We largely manage waste collection today the way we did 100 years ago. Sending CO2-emitting vehicles on rigid schedules and static routes to collect trash from lots of empty or half-full bins is, well, wasteful. While trucks service empty bins, quickly filling and overflowing bins remain neglected. The process is unnecessarily expensive and environmentally harmful, and it fails to address overflowing trash, which leads not only to dirty streets but pests, illegal dumping and a surge of complaints from the public.
But what if we applied some of the most advanced technologies currently available to disrupt the waste management industry? What if trash collection were actually data-driven? What if innovations like data analysis and machine learning could optimize collection routes and reduce the number of overflowing bins, the overall number of collections and the number of public complaints, ultimately contributing to a cleaner city?
Fortunately, this is something we can do today. It’s already happening in Copenhagen. And implementing the most advanced technology-enabled waste management is already saving that city at least an estimated €1 million per year.
This spring, that technology will be coming to San Francisco. A highly successful pilot project in 2018 involving 48 “smart” trash bins strategically placed throughout San Francisco virtually eliminated “overflow” complaints from the public. It also produced an 80% drop in the number of overflowing bins serviced, a 64% drop in illegal dumping and a 66% reduction in street cleaning.
This new citywide initiative will build on the pilot’s success on a much larger scale, encompassing 1,000 bins along many of the City’s most active commercial corridors and thereby increasing its potential twentyfold.
These measurable improvements to waste management are enabled by tiny, optical, Internet-connected sensors developed by Nordsense that can be discreetly installed in trash cans to help cities monitor bin activity – including fullness, temperature and fill rates. The sensors monitor 16 reference points within each individual container, continually gathering data and generating a “topology” of waste for individual containers. The sensors tell us when a bin is nearly full, detect protruding objects and static zones, and help filter out false positives that may signal more waste than is actually present.

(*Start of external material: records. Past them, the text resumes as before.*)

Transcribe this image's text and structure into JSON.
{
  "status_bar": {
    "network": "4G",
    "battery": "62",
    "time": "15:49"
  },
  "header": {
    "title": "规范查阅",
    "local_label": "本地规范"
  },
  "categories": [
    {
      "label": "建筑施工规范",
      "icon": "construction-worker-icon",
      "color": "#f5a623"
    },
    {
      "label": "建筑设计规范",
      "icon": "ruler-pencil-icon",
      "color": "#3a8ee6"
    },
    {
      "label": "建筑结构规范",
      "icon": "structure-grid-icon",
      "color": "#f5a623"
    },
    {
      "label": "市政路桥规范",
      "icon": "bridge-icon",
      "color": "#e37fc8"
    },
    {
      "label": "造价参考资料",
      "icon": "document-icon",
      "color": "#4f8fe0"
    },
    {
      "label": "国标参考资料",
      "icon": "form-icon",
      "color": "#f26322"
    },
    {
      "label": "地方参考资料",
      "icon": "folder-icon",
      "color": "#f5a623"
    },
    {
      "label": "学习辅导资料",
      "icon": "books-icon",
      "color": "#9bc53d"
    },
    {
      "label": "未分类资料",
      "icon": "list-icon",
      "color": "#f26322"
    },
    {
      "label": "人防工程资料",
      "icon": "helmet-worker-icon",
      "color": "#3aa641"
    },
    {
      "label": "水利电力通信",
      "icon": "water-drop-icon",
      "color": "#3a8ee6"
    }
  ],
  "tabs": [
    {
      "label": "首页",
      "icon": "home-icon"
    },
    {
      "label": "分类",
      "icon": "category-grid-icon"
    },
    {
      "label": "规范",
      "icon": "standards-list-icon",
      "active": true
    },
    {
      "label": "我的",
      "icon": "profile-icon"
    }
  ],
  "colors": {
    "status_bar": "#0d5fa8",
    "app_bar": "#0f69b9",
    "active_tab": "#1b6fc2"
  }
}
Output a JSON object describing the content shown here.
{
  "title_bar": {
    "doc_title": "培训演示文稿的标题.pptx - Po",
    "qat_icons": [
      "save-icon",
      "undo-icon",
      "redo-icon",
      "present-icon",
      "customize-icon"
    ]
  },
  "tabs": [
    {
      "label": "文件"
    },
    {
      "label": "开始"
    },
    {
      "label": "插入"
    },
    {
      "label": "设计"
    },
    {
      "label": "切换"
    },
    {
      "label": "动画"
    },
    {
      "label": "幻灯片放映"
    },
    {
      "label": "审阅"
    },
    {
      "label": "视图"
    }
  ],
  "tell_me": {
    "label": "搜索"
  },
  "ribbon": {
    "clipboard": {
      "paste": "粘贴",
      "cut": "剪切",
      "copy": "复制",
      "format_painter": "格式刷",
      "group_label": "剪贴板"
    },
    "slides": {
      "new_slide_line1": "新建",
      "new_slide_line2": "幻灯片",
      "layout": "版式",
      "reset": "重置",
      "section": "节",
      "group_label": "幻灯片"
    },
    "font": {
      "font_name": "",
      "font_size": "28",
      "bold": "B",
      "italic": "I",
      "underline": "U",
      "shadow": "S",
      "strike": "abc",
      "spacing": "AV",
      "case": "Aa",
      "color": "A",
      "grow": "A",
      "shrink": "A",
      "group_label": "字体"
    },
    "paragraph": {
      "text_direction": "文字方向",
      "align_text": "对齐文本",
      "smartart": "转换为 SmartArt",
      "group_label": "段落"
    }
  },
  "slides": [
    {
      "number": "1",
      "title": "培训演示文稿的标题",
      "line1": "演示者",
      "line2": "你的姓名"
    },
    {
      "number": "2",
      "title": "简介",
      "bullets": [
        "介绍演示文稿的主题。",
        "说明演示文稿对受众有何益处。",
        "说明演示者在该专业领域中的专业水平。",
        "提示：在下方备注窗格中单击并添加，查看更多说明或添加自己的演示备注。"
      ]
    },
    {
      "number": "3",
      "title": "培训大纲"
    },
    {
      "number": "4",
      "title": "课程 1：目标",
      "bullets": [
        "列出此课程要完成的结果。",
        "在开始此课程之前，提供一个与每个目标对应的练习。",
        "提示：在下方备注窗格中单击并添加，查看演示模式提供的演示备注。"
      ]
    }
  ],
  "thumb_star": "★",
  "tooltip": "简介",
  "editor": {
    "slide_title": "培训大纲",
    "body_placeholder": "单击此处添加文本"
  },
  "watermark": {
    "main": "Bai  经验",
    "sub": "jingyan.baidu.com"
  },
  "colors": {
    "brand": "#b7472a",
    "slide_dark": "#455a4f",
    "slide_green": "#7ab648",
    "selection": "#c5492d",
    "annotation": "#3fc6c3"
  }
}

The result? Ordinary trash bins are transformed into “smart” bins. Data from the sensors tells us where and when to service bins, when bins will likely need servicing again, and how to most efficiently route collection trucks on dynamic routes that change from day to day and hour to hour based on actual conditions on the city streets.
Drivers of collection vehicles use a mobile application to receive optimized routing with spoken directions and are notified of route changes during a trip. For instance, if a trash bin in the area suddenly becomes full, the bin can be added to the nearest vehicle’s route. As the body of sensor-collected data grows, the city will be able to make accurate predictions about waste generation patterns and respond rapidly to changing conditions in specific areas. As a result, the city will be cleaner, and the use of waste collection resources will be much more efficient.
Finally, waste management will be smart — not wasteful.